dealer, and Mary Austin Holley was his cousin. Austin persuasively sets out the

advantages to be accrued by admitting Henry to the colony, particularly Henry’s

ownership of the steamboat

Ariel

. Apparently Viesca granted both of Austin’s

requests. On April

2

,

1831

, Henry’s application for a land grant was approved, and he

and his family sailed for Texas as prospective colonists in May. Henry spent the rest

of his life in Texas.

Regarding Henry’s steamboating venture: “The

Ariel

, the

fi

rst steamboat used in

Texas waters, was the property of Henry Austin, who brought the vessel to the mouth

of the Rio Grande in June

1829

to experiment with steam navigation on the river. In

October the

Texas Gazette

reported that the

Ariel

had ascended

300

miles up the river

to Revilla and was making regular runs between Matamoros and Camargo. After a

year Austin gave up the project and arranged to visit Stephen F. Austin’s colony in

Texas. In August

1830

he reached the mouth of the Brazos and ascended to Brazoria.

After exploring Brazos waters, he decided that a boat business could not be made

pro

fi

table and decided to sail for New Orleans. The

Ariel

was almost wrecked

attempting to cross the Brazos bar and put out to sea in a damaged condition; it was

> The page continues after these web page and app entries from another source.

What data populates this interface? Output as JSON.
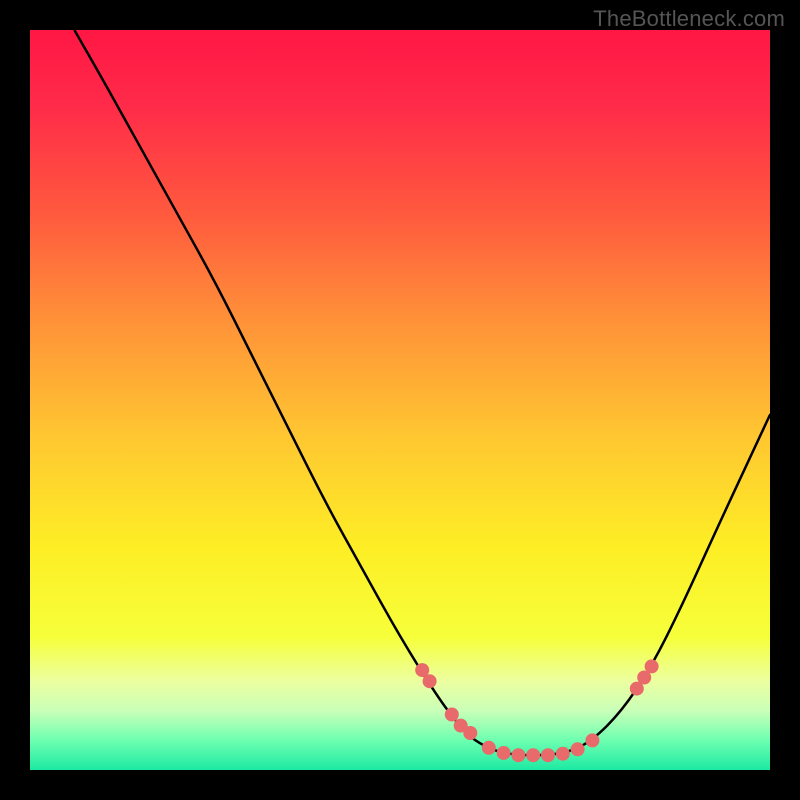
{
  "watermark": "TheBottleneck.com",
  "chart_data": {
    "type": "line",
    "title": "",
    "xlabel": "",
    "ylabel": "",
    "xlim": [
      0,
      100
    ],
    "ylim": [
      0,
      100
    ],
    "curve": {
      "name": "bottleneck-curve",
      "color": "#000000",
      "points": [
        {
          "x": 6,
          "y": 100
        },
        {
          "x": 10,
          "y": 93
        },
        {
          "x": 15,
          "y": 84
        },
        {
          "x": 20,
          "y": 75
        },
        {
          "x": 25,
          "y": 66
        },
        {
          "x": 30,
          "y": 56
        },
        {
          "x": 35,
          "y": 46
        },
        {
          "x": 40,
          "y": 36
        },
        {
          "x": 45,
          "y": 27
        },
        {
          "x": 50,
          "y": 18
        },
        {
          "x": 55,
          "y": 10
        },
        {
          "x": 58,
          "y": 6
        },
        {
          "x": 60,
          "y": 4
        },
        {
          "x": 63,
          "y": 2.5
        },
        {
          "x": 66,
          "y": 2
        },
        {
          "x": 70,
          "y": 2
        },
        {
          "x": 73,
          "y": 2.5
        },
        {
          "x": 76,
          "y": 4
        },
        {
          "x": 80,
          "y": 8
        },
        {
          "x": 84,
          "y": 14
        },
        {
          "x": 88,
          "y": 22
        },
        {
          "x": 93,
          "y": 33
        },
        {
          "x": 100,
          "y": 48
        }
      ]
    },
    "scatter": {
      "name": "highlighted-points",
      "color": "#e86a6a",
      "radius": 7,
      "points": [
        {
          "x": 53,
          "y": 13.5
        },
        {
          "x": 54,
          "y": 12
        },
        {
          "x": 57,
          "y": 7.5
        },
        {
          "x": 58.2,
          "y": 6
        },
        {
          "x": 59.5,
          "y": 5
        },
        {
          "x": 62,
          "y": 3
        },
        {
          "x": 64,
          "y": 2.3
        },
        {
          "x": 66,
          "y": 2
        },
        {
          "x": 68,
          "y": 2
        },
        {
          "x": 70,
          "y": 2
        },
        {
          "x": 72,
          "y": 2.2
        },
        {
          "x": 74,
          "y": 2.8
        },
        {
          "x": 76,
          "y": 4
        },
        {
          "x": 82,
          "y": 11
        },
        {
          "x": 83,
          "y": 12.5
        },
        {
          "x": 84,
          "y": 14
        }
      ]
    },
    "gradient_stops": [
      {
        "offset": 0,
        "color": "#ff1744"
      },
      {
        "offset": 10,
        "color": "#ff2a49"
      },
      {
        "offset": 25,
        "color": "#ff5a3e"
      },
      {
        "offset": 40,
        "color": "#ff9438"
      },
      {
        "offset": 55,
        "color": "#ffc731"
      },
      {
        "offset": 70,
        "color": "#fdee25"
      },
      {
        "offset": 82,
        "color": "#f6ff3a"
      },
      {
        "offset": 88,
        "color": "#ecffa0"
      },
      {
        "offset": 92,
        "color": "#c9ffb8"
      },
      {
        "offset": 96,
        "color": "#6dffb0"
      },
      {
        "offset": 100,
        "color": "#1de9a3"
      }
    ]
  }
}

forced to return. After three attempts to reach the United States, the ship put back

into Galveston Bay and was laid up to rot in the San Jacinto River” (

Handbook of

Texas Online

: Ariel).

(

$12

,

000

-

24

,

000

)

9

. AUSTIN, Stephen F. Autograph note signed (“S. F. Austin” and with paraph), prom-

issory note by which Austin promises to pay to Dr. M. B. Nuckols

$74

.

66

, one-quarter

on the debt due by Alsbury to Nuckols. [San Felipe de Austin], June

22

,

1828

.

1

p. (

8

.

3

x

20

cm;

3⅜

x

7⅞

inches). Docketed on verso in contemporary ink: “S. F. Austins | Receipt

|

$74

.

66¼

.” One small void to one letter due to ink corrosion, otherwise very

fi

ne.

This is a routine document relating to two of Austin’s Old Three Hundred colonists.

Dr. Milton B. Nuckols (or possibly Nuckels or Nichols; ?-

1830

), was a pioneer physician

from Kentucky, who received title to a league and labor of land now in Matagorda and

Brazoria counties. Austin thought highly of Dr. Nuckols and recommended his

appointment as

síndico procurador

for the colony. At the time of this note Nuckols was

probably running a mercantile business in addition to practicing medicine.

Regarding the Alsbury mentioned in the note, one can only conjecture, since no

fi

rst name is given. There were three Alsbury brothers (Charles Grundison, James

Harvey, and Horace Alderson), all Old Three Hundred colonists, possibly from

Kentucky, like Dr. Nuckols. See

Handbook of Texas Online

for more on these three

Alsbury brothers.

(

$1

,

000

-

2

,

000

)

Austin Signs as Commander in Chief of the Texas Volunteer Army

10

. AUSTIN, Stephen F. Document signed, written in a secretarial hand and signed by

Austin in full and with title and paraph: “S. F. Austin, Comd. in Chief.” Letter of pas-

sage for David B. Macomb to attend the Consultation, giving particulars on

Macomb’s service. November [

12

?],

1835

.

1

p.,

12

mo, contemporary docketing on verso:

1

to

14

. Nov | Consultation |

15

to

7

Dec. | Convention.” Paper browned, modern

archival repairs at folds (no losses), remains of old red wax seal.

This document written in the early phase of the Texas Revolution is signed by

Stephen F. Austin in his brief but highly e

ff

ective role as commander in chief of the

Texas volunteer army. It is exceedingly di

ffi

cult to obtain letters of this type, from this

period and locale, that do not present provenance and authenticity issues. The pres-

ent document is not in the Texas Army Papers, Austin’s Order Book for

1835

, Austin

Item

9

Item

10